## What you are asked to do
Copy, from the material below, each line where "OPDCard" shows up.

## Source data
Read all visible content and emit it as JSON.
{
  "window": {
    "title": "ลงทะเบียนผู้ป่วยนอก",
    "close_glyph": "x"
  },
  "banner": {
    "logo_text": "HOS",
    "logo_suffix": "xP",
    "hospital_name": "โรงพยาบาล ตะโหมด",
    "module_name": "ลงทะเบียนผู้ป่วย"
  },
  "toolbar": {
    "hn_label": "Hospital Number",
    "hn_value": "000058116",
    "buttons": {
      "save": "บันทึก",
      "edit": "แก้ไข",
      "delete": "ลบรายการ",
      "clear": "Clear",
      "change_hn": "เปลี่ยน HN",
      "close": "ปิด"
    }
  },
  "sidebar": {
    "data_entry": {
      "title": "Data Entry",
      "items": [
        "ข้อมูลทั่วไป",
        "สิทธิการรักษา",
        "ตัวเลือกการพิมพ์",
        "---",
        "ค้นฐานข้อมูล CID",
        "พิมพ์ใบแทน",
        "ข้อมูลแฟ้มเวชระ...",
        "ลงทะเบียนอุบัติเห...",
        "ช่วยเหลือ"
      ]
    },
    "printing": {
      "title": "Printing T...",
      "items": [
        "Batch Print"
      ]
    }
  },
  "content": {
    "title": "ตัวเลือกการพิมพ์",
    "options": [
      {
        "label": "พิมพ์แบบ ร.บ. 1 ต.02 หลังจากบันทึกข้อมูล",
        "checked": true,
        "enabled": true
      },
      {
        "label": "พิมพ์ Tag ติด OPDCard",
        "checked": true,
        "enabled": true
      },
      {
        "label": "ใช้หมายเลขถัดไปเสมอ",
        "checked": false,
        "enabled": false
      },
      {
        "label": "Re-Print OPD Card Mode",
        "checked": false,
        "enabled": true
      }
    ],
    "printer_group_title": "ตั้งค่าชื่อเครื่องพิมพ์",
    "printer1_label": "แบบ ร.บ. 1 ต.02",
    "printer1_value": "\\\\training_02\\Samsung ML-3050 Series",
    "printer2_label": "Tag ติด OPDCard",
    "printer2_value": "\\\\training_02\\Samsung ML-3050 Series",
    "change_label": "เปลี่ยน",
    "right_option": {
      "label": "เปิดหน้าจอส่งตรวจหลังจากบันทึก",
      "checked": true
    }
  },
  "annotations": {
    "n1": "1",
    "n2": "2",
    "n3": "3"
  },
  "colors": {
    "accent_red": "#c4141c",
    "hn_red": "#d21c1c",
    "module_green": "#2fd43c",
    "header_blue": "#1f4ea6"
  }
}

## Expected answer
        "label": "พิมพ์ Tag ติด OPDCard",
    "printer2_label": "Tag ติด OPDCard",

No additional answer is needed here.